Nearly a dozen local players have earned the right to attend Vancouver Whitecaps combines along with other high performance events in Montreal in the early part of 2017.
"Having so many players involved is a great indication that the many hours on the training ground are paying off," said South Shore United Football Club president Mat Nightingale.
"Not just for the players involved, but for the parents and coaches who sacrifice so many hours each year to help the players improve."
He said it's a wonderful achievement for a rural club to have an abundance of players involved with elite programs.
"It also helps the players realize that they can play locally to home and still get selected for these squads - you don't have to go to HRM to compete on a larger stage."
Hebbville Academy student Noah van Kessel and Jaylynn Morash from Chester Area Middle School recently attended the Whitecaps' combine with their respective provincial teams for two days of training and four days of games.
Morash helped her provincial squad go 4-0 versus some of the best U13 teams from across Canada.
"Jaylynn is naturally a defender. She played centre-back most of the combine and did very, very well," said Soccer Nova Scotia high performance director Graham Chandler.
"She was calm, cool and collected on the ball, made very good decisions in possession, defensively nullified a number of attacks and held her position very well."

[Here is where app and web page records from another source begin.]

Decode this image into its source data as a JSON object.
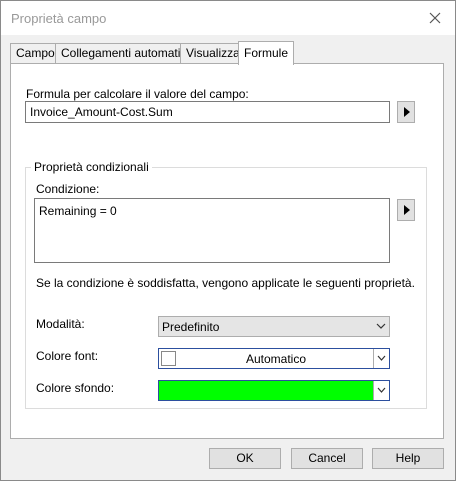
{
  "window": {
    "title": "Proprietà campo"
  },
  "tabs": [
    {
      "label": "Campo"
    },
    {
      "label": "Collegamenti automatici"
    },
    {
      "label": "Visualizza"
    },
    {
      "label": "Formule"
    }
  ],
  "formula": {
    "label": "Formula per calcolare il valore del campo:",
    "value": "Invoice_Amount-Cost.Sum"
  },
  "conditional": {
    "group_title": "Proprietà condizionali",
    "condition_label": "Condizione:",
    "condition_value": "Remaining = 0",
    "info_text": "Se la condizione è soddisfatta, vengono applicate le seguenti proprietà.",
    "mode_label": "Modalità:",
    "mode_value": "Predefinito",
    "font_color_label": "Colore font:",
    "font_color_value": "Automatico",
    "font_color_swatch": "#ffffff",
    "bg_color_label": "Colore sfondo:",
    "bg_color_swatch": "#00ff00"
  },
  "buttons": {
    "ok": "OK",
    "cancel": "Cancel",
    "help": "Help"
  }
}
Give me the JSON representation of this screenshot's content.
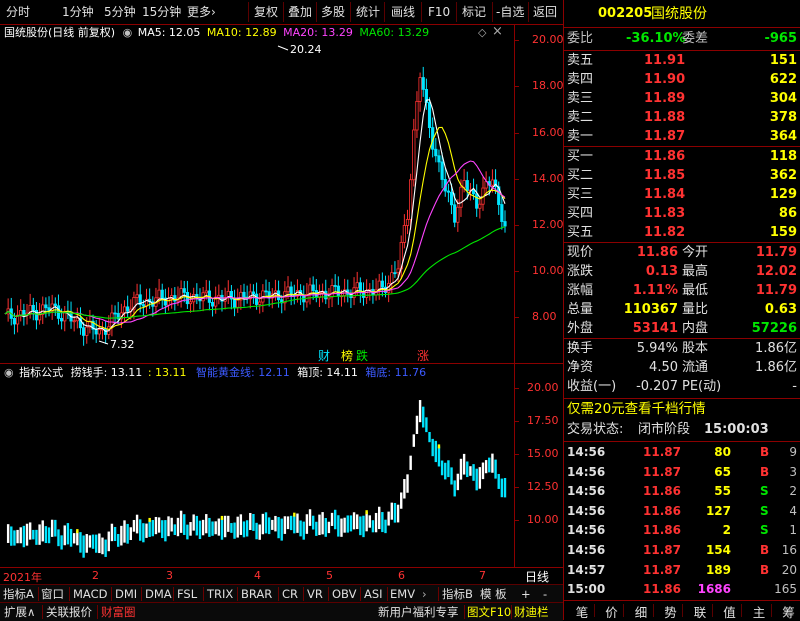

Chandler said van Kessel also shone.
"He performed very, very well and there were a couple games when he arguably was among Nova Scotia's top players in terms of performance. It was a sort of watershed moment for him, which we're all very happy about."
van Kessel's coach said he covers all four corners of the player evaluation model, which includes technical, physical, emotional and mental elements.
"It was a real pleasure to work with Noah over the past week," said Nino Kovacevic.
"He is punctual, committed, considerate of others. The boy has great character."
Meanwhile, Keenan Mason, who scored four goals in five games at the 2015 under-14 nationals with South Shore United, was one of three Nova Scotians hand picked to attend the Whitecaps' high-performance player combine earlier this year.
"These boys would be part of the identification process for the 2018 Whitecaps Academy player intake," said Chandler.
"In other words, if the Whitecaps identified Keenan as a potential professional player, he might possibly get asked to join the academy for program start-up in September."
Last week, teenagers Callum Corkum, Morgan Weagle, Devon Bode, Genelle Morash and Kaitlyn Woodworth travelled to Vancouver with their respective provincial teams, along with 17-year-old Mckenzie Kelly, who is a 2017 Canada Games hopeful.
Three South Shore boys have also been in the running for roster spots with Team Nova Scotia at this summer's Canada Games in Winnipeg, including Adam Harvey, Cameron Zinn and Colton Kaizer.
In addition, next month, Jenna Turner and Luke Woodworth will represent Nova Scotia teams in Montreal.
"The skills required to reach the provincial teams are varied, but ... all players must want to succeed and push themselves to new heights," said Nightingale.
"The sacrifice to play at an elite level starts young - giving so many hours to practice and travelling to games isn't for everyone - but the benefits are there when you get picked to represent your province and also with the many soccer players who have played for South Shore United FC and received scholarships to university."